The car is what one would call an electrical nightmare! For whatever reason, Audi did not use heavy enough gauge wire in a few places and the common area of failure is in the headlights. Heat created by the resistance of lightweight wire and low capacity circuits causes the headlight switch to melt about every 10 years. Headlight sockets too melt down over time.

Reliability-wise the car is very basic so there is little to break. They are very solid and go for ever. My first car was dubbed "The Unstoppable Audi", for all the abuse and hell it went though delivering Pizza for while, being raced on gravel roads, taking jumps over railroad tracks etc... The drive train on these cars is absolutely bullet-proof. Both engine and tranny can handle well over 3 times the power that is in the car.

One thing that does suck is that when something does break, expect to pay 2-3 times as much for it as you would think. 4 calipers with pads cost me $1000, the fuel distributor that went TU on my first car runs about $1500 from the dealer. Fuel pump cost $300, ended up with an aftermarket one for $190. Parts are not cheap! Work is even worse. Unless you find a mechanic that knows and loves this car, you are going to pay an arm and a leg for some guy to learn the backward ways of Audi.

All that being said, it is an awesome handling and performing car! I hope to turn my second one into a Rally racer with the Oregon SCCA rally club!

Would you buy another car from this manufacturer? Yes

Review Date: 10th May, 2004

27th Jun 2005, 13:12

I just wanted to say that these cars are NOT expensive to fix. The original author didn't try junkyards for parts. That is where you can get good deals. And working on these cars yourself is SUPER EASY. Audi has created a very easy car to work on.
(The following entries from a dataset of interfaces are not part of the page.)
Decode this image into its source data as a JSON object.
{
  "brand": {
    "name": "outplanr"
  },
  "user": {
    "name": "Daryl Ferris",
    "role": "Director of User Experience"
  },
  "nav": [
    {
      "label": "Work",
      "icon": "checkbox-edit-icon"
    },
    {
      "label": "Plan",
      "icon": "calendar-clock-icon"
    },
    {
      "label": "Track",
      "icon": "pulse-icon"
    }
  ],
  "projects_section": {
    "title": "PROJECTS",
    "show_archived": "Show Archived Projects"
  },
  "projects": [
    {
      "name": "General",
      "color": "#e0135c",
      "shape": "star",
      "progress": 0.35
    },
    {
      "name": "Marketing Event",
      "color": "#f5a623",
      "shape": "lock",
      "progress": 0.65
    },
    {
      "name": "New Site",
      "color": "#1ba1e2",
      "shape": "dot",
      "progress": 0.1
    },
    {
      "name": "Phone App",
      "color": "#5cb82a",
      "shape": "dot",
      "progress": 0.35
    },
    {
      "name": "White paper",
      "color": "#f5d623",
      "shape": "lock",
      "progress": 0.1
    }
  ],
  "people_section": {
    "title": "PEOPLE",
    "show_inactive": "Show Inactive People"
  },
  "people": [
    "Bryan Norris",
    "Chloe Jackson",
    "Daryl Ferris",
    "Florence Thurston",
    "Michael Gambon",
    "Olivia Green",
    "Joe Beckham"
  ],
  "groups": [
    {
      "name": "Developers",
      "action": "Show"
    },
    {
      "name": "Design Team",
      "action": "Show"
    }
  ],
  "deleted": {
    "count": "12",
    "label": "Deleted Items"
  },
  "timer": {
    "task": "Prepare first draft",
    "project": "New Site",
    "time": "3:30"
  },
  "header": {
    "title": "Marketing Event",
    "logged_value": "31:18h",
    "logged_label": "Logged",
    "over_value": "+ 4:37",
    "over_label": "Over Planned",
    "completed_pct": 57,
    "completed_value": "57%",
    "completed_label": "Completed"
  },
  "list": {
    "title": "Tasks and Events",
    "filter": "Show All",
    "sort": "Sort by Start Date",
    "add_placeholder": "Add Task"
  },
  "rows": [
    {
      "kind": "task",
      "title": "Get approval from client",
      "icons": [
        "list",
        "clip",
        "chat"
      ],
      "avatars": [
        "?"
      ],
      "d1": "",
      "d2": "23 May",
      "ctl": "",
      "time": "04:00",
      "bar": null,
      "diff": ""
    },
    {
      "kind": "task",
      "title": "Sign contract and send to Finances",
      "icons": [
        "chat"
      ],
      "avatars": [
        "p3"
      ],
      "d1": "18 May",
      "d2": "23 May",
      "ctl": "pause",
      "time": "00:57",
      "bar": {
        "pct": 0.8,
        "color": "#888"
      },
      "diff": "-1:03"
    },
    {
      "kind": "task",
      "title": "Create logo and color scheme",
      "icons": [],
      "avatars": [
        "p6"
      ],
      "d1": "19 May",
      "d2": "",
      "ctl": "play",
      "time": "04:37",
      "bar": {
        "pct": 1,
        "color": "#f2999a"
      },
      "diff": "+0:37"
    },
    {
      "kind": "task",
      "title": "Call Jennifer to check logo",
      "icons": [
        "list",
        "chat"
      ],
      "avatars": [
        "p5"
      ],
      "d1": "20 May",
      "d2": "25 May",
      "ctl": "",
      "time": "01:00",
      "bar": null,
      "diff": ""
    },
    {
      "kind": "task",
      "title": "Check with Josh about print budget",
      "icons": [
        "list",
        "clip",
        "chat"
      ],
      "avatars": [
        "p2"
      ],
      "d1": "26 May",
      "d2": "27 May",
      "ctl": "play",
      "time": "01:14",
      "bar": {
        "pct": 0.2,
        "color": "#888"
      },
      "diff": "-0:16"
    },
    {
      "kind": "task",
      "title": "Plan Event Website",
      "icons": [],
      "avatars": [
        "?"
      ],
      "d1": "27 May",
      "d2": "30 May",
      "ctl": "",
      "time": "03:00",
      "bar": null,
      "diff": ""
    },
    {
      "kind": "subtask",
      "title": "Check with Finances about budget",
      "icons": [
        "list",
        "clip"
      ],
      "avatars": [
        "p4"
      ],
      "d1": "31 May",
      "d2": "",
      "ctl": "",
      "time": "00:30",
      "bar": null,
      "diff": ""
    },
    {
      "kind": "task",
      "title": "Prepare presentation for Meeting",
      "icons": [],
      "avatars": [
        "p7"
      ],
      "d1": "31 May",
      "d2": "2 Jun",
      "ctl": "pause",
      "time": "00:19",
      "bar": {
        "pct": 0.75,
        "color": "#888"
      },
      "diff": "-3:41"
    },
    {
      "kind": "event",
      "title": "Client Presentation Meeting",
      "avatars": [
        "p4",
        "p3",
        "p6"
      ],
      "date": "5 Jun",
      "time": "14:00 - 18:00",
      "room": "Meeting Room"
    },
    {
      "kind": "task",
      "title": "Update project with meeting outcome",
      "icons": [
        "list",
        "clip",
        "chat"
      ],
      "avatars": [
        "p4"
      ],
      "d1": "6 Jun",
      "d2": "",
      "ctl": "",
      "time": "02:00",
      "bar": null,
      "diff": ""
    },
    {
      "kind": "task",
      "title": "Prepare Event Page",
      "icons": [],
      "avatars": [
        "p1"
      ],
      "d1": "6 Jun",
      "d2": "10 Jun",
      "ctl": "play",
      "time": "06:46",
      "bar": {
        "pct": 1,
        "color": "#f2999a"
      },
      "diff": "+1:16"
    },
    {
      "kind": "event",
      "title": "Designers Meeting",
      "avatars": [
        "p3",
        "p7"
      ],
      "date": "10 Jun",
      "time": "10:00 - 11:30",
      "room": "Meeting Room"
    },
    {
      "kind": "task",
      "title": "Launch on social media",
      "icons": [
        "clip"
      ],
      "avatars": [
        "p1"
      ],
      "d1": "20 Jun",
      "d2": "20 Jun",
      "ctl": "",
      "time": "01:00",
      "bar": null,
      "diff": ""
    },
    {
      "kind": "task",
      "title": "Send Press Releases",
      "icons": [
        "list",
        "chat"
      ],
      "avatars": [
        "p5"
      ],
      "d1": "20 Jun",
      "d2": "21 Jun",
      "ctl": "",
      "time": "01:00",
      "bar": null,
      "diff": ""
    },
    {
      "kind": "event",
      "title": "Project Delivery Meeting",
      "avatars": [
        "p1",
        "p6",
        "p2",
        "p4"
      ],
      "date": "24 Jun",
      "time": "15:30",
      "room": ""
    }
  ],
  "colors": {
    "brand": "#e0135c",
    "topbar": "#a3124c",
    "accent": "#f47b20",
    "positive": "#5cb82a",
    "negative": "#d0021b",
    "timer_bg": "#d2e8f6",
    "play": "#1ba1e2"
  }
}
I'm not sure what the author is talking about for brakes. I bought brand new Brembo rotors and pads for about $150.